Opec-led supply cuts prop up the market as US crude inventories are expected to rise
London — Oil fell towards $65 a barrel on Tuesday, pressured by the restart of Libya’s biggest oilfield and on expectations for an increase in US crude inventories.
Some wells at Libya’s El Sharara oilfield have restarted and the aim is to reach initial output of 80,000 barrels per day (bpd), a field engineer said on Tuesday. The field had been closed since December.
Brent crude, the international benchmark, fell 62c to $65.05 a barrel as of 9.30am GMT. US West Texas Intermediate (WTI) crude slipped 44c to $56.15.
“The main development has been the restart of El Sharara,” said Olivier Jakob, analyst at PetroMatrix. “It’s a new input which is on the bearish side.”
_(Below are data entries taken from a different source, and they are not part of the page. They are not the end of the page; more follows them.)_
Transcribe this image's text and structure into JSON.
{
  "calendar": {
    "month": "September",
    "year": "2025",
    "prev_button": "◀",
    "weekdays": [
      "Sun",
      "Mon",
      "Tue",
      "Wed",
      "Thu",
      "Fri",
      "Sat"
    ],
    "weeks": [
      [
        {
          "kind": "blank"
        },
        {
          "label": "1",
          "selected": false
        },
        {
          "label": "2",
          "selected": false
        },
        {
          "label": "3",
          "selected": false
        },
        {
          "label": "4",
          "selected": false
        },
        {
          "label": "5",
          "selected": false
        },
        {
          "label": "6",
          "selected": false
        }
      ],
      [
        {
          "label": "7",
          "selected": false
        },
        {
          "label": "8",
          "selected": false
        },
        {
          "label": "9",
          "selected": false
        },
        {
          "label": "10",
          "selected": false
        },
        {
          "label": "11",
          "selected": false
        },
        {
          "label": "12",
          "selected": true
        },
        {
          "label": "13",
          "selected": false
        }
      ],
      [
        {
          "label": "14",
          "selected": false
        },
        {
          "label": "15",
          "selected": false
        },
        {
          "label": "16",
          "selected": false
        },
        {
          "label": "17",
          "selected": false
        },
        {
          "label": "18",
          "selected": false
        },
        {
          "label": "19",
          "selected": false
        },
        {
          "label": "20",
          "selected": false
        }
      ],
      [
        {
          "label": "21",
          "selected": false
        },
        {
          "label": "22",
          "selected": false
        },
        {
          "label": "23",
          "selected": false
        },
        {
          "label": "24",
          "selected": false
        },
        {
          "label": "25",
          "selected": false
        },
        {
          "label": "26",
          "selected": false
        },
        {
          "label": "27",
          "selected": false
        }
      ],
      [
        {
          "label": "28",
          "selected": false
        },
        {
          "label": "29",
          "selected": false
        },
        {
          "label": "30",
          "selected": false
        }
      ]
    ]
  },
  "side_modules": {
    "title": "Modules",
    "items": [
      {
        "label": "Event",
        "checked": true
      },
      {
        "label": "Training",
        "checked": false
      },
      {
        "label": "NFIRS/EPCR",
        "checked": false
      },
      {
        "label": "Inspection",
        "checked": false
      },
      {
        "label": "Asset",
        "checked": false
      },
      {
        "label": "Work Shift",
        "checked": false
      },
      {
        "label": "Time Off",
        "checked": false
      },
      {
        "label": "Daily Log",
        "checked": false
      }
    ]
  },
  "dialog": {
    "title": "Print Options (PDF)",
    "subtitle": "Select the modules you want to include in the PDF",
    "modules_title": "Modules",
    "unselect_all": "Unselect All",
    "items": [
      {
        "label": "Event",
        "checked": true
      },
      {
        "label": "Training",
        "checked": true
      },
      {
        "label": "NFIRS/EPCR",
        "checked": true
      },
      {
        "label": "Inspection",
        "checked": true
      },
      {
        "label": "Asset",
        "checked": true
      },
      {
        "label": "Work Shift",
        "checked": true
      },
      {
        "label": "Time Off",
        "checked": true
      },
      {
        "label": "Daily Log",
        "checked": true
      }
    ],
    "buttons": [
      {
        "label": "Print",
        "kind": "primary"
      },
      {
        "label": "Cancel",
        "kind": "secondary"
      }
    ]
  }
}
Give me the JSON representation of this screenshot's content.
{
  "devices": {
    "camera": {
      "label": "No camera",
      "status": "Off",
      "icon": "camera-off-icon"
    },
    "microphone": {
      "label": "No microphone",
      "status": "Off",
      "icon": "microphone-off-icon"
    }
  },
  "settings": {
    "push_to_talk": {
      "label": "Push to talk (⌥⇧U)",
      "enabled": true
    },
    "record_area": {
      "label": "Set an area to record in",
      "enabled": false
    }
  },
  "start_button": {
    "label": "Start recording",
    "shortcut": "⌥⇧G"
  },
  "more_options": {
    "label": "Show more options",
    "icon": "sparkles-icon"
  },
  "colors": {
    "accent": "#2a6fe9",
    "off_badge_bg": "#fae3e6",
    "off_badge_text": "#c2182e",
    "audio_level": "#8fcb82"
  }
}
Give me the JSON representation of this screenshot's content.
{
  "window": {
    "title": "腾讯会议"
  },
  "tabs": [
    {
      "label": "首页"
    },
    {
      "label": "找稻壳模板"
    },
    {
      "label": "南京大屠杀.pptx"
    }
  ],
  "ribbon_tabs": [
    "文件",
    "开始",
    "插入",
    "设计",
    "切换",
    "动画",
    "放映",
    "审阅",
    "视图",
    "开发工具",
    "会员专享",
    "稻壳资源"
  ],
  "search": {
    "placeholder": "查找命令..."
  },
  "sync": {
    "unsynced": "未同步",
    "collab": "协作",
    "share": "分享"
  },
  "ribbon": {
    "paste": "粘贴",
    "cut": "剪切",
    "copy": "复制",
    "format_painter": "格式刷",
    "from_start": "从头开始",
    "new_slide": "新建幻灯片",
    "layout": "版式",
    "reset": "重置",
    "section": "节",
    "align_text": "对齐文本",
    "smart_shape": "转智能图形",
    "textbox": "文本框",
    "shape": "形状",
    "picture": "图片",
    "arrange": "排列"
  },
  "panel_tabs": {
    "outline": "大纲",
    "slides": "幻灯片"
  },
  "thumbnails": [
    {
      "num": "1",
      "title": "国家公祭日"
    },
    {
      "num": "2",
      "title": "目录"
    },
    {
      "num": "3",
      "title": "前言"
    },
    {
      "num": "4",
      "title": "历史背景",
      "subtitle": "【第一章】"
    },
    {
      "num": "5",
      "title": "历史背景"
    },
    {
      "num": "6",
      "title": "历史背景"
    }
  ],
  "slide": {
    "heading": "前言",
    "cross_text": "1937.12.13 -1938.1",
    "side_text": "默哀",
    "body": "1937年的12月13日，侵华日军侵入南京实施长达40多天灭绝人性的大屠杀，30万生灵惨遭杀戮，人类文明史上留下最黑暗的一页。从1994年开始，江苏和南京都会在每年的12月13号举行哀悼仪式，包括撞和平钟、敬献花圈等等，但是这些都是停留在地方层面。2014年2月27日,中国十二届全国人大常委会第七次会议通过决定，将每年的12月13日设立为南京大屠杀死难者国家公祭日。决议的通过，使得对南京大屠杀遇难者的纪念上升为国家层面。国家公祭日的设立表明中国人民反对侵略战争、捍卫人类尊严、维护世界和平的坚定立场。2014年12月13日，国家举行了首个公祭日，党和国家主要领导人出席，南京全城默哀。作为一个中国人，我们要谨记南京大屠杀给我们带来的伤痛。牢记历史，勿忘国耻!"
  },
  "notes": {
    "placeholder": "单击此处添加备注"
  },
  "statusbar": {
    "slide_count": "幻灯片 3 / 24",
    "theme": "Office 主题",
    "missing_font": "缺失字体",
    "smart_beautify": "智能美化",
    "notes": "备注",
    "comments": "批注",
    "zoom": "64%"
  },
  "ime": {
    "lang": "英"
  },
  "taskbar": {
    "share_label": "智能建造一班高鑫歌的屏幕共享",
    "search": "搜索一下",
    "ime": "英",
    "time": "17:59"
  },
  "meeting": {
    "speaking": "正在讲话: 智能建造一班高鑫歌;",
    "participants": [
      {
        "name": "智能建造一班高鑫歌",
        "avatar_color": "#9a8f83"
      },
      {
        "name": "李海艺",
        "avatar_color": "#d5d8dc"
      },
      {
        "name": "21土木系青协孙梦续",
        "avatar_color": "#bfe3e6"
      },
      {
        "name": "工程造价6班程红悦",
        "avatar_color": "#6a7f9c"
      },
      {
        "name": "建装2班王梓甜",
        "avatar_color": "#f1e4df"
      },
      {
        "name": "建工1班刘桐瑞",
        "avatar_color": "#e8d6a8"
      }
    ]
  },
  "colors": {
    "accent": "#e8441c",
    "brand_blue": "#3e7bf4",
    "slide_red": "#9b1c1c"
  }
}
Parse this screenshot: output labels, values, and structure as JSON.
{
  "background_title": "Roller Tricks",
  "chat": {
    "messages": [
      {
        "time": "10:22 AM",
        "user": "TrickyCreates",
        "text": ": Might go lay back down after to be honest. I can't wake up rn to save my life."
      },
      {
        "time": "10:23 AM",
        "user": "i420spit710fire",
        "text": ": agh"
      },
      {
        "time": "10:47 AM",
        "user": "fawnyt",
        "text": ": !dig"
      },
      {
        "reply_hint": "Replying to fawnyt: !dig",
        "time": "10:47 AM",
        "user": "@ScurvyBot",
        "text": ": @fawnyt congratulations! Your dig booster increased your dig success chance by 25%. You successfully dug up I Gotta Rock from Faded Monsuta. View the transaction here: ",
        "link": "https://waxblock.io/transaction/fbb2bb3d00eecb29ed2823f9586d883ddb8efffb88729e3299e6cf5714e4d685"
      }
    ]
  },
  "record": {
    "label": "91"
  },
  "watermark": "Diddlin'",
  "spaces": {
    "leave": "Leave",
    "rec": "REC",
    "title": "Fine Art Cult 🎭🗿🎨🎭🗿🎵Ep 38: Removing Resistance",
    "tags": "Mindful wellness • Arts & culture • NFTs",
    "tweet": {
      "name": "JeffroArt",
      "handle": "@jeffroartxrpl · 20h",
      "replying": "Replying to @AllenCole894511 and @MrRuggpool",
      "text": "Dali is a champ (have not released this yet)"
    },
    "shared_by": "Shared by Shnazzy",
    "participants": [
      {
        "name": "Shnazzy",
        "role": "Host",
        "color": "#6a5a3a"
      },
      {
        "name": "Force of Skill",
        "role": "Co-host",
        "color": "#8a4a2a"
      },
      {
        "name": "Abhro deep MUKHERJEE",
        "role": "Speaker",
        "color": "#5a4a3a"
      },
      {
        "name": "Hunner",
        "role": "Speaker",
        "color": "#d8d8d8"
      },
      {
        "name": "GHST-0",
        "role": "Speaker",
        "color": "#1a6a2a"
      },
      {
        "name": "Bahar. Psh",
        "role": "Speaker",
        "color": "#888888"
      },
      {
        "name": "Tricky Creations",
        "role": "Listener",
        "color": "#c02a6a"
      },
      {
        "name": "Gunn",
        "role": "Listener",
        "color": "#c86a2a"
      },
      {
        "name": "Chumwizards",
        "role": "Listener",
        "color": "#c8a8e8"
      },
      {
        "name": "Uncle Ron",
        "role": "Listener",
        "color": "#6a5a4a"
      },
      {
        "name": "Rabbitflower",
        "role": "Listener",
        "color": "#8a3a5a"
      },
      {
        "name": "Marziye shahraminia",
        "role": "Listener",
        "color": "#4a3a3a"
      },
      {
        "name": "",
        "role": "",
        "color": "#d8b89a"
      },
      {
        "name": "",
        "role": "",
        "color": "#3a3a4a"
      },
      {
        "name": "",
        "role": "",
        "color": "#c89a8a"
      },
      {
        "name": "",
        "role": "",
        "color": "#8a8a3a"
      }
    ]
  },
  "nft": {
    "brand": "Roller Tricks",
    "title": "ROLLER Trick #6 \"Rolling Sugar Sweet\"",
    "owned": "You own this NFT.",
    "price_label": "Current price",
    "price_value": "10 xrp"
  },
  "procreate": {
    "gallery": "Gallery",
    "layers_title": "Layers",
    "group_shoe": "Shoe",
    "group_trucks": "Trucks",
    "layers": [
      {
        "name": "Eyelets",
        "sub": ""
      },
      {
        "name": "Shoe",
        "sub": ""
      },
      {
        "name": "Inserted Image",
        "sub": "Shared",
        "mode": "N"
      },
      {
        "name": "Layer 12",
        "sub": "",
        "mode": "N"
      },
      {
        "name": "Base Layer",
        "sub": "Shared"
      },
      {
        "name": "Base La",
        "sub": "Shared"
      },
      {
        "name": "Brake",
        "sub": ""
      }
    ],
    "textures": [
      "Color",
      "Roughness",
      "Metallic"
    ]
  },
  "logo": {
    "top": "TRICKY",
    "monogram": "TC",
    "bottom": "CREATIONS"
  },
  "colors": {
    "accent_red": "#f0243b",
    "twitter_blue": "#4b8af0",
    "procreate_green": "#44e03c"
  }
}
Oil also slipped on forecasts that the latest round of US inventory reports will show rising crude stockpiles. Six analysts polled by Reuters estimated, on average, that crude stocks rose 400,000 barrels in the week to March 1.
The first supply report is due at 9.30pm GMT from the American Petroleum Institute (API), an industry group, followed by the government’s official figures on Wednesday.
Concern about a slowdown in oil demand growth, especially in Europe and Asia, has weighed on prices. Still, Brent has risen 20% this year due to supply curbs led by oil cartel Opec.
China’s government said it is targeting economic growth of 6.0% to 6.5% in 2019, less than the 6.6% growth reported last year. That raises the prospect of slowing fuel demand in the world’s second-largest consumer.
“There are plenty of signs that the global economy is slowing — weak car sales and manufacturing data from China, flat growth in Europe, and a slowing GDP rate in the fourth quarter for the US,” said Matt Stanley, a broker at Starfuels in Dubai.
To prop up the market, Opec and its allies, an alliance known as Opec-plus, have been cutting output by 1.2-million bpd since the start of the year. The actual cut has exceeded the pledged amount because of US sanctions on Iran and Venezuela, plus unrest in Libya that prompted the closure of El Sharara, giving additional tailwind to prices.